If you can make yourself look away from Karlsson's photo, Hitchens himself will do his best, in the accompanying article, to convince you all over again that it is, in fact, 2008, or 2009. The article finds him still railing against organized religion, still lowercasing 'God' as if anything in the world ever got settled through orthography, still baiting his hooks with misspelled missives from the dumbest of the faithful, still having the gall to use the spirituality of more intelligent believers as a blunt object with which to bludgeon them for the crime of disagreeing with him. To say this little piece, “Unanswerable Prayers,” is vintage late-Hitchens is to both characterize it and stigmatize it: this is the unproductive quagmire into which the last years of his life wandered. This is Hitchens continuing to say There Is No God – as profitless an endeavor as anybody could ever waste intellectual wattage upon. And there's the characteristic Hitchens bravura:
As a terrified, half-aware imbecile, I might even scream for a priest at the close of business, though I hereby state while I am still lucid that the entity thus humiliating itself would not be “me.” (Bear this in mind, in case of any later rumors or fabrications.
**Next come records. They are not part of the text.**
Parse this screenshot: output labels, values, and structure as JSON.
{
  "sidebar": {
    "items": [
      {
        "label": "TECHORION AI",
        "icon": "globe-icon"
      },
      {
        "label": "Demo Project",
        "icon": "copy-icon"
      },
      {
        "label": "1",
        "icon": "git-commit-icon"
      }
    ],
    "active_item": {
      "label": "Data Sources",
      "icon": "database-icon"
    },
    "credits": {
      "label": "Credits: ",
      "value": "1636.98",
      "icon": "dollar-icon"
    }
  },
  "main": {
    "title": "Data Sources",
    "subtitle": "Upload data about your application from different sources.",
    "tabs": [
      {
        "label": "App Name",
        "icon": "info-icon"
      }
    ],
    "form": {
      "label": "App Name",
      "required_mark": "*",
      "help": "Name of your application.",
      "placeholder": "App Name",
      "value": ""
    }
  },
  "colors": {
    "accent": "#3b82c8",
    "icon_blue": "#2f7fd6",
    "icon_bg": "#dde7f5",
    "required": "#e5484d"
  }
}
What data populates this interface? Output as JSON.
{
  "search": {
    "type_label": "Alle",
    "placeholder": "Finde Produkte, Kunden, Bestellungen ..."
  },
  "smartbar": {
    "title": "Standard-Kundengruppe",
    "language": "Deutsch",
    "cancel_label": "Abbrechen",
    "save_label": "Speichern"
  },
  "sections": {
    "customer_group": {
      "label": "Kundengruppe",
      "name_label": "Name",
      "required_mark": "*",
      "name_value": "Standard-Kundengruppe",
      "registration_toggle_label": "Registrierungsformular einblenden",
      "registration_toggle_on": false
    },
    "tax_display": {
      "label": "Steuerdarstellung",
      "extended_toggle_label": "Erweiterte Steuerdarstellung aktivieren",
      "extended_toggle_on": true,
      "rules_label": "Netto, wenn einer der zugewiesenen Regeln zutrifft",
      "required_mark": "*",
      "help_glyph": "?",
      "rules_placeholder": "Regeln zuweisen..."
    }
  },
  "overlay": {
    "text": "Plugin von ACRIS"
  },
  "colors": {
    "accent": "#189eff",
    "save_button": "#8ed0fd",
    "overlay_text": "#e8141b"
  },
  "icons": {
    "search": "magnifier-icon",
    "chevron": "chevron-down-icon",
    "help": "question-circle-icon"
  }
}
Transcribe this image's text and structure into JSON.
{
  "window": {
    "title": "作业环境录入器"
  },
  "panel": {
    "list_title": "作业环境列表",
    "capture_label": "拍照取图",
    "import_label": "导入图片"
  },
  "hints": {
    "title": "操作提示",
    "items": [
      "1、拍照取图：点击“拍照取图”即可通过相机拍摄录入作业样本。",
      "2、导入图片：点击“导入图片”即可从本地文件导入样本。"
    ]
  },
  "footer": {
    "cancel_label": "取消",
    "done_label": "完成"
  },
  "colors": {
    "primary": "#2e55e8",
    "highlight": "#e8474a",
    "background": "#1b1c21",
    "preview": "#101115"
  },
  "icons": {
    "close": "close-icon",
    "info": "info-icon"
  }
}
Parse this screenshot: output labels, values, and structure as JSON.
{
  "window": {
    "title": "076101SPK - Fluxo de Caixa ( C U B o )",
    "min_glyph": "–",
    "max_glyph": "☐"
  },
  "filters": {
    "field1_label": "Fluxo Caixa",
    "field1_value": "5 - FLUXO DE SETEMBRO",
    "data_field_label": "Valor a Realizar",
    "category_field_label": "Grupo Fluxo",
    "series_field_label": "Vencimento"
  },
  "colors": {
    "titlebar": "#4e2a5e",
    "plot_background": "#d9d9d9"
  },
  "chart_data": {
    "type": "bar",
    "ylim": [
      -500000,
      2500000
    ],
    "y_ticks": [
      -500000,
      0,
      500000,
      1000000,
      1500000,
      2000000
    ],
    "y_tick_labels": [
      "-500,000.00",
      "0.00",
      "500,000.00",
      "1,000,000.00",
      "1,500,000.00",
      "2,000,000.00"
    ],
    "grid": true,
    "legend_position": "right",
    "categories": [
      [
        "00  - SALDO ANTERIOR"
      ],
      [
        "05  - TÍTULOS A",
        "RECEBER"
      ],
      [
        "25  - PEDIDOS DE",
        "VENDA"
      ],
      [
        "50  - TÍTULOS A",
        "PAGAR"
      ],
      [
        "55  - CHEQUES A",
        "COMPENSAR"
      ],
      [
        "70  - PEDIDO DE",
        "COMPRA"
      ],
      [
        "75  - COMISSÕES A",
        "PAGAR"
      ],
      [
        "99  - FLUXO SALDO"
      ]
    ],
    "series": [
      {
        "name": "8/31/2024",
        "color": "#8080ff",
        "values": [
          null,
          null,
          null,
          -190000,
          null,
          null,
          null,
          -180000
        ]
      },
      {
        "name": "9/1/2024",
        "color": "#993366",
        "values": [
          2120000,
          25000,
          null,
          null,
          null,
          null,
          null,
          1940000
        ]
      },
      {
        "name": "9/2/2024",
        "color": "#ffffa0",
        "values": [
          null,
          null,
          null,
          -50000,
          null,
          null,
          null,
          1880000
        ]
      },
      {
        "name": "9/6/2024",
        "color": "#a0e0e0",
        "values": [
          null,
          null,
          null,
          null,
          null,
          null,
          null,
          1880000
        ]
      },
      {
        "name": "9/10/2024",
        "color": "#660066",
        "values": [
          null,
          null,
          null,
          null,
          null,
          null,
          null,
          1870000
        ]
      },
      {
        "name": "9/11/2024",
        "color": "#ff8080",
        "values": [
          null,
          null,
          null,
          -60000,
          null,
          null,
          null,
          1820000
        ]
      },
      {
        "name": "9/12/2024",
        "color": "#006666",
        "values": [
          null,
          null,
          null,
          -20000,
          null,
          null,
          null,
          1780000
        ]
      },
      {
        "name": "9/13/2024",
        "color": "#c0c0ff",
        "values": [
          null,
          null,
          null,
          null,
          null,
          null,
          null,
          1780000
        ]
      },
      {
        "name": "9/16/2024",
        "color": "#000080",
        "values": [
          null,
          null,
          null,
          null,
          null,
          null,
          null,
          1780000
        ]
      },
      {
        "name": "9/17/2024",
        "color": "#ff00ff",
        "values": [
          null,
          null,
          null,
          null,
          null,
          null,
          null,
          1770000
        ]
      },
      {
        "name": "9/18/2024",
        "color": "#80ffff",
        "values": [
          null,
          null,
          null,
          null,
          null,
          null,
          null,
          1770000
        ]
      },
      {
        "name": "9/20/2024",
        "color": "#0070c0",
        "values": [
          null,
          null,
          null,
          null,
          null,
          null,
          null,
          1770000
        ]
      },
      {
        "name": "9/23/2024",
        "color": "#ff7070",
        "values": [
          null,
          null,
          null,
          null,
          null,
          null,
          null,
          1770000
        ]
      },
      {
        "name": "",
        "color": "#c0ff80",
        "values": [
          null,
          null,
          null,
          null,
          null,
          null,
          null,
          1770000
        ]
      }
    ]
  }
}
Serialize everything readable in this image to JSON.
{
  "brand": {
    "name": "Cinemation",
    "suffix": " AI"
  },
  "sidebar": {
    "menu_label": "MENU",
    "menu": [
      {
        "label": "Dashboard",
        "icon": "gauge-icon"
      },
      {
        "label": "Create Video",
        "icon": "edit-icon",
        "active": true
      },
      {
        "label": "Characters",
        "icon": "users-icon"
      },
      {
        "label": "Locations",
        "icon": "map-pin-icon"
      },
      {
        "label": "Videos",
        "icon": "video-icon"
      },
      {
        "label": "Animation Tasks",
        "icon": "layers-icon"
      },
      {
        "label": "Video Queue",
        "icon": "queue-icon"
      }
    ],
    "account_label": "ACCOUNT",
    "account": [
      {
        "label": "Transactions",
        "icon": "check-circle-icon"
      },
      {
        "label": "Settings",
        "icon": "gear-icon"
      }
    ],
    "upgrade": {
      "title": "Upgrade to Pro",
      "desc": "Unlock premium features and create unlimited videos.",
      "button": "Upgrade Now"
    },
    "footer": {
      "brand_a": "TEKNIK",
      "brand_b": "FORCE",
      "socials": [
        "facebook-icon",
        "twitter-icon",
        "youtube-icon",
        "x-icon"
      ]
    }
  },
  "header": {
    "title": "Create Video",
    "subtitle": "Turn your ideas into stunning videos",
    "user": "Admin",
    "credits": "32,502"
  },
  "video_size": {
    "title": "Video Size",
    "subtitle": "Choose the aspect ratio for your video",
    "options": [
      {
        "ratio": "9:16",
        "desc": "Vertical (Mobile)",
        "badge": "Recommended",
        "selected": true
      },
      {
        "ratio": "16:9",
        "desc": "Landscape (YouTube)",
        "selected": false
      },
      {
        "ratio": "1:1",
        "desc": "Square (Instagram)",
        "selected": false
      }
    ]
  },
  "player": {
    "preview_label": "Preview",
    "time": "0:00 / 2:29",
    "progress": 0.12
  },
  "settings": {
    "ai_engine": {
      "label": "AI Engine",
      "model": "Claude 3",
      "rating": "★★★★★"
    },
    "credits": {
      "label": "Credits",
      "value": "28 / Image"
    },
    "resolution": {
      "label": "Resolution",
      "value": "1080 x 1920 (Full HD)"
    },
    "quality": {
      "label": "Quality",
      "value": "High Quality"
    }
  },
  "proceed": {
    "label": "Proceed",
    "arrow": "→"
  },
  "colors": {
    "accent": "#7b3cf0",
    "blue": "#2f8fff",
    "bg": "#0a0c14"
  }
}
We're past pointing out how needlessly insulting this kind of stuff is (far stronger men than Hitchens have reached that precipice, felt the cold wind coming up from it, the unmistakable draught of complete cancellation, and decided on one last lunge of hope, however irrational – they might have been mistaken to do that, but they weren't humiliating themselves, and they were plenty lucid) – all I want now is for Hitchens to turn away from the whole subject and stayed turned away from it. OK, OK – we all know where you stand on the point of grace everlasting and deity-sponsored eternal life. OK, we get it. If you're determined to keep writing for your public (take it from me: when you're on his kind of medication, it's the last thing you feel like doing; we have no right to expect it, and God bless him if he decides to give it to us anyway), could you return to the registers that first won us over? Do everybody a favor and stop trawling the Internet for rednecks praying for your damnation. Instead, illuminate this horrible thing that's happening, as you've illuminated so many subjects throughout your career. In the last two years, you've made the one mistake that's unforgivable in a writer: you've allowed yourself to become boring. You – and we – could indulge it when there were decades left in which to read you. It's pretty clear now we're not going to get those decades: so let's have Christopher Hitchens back, for a little while, before the end.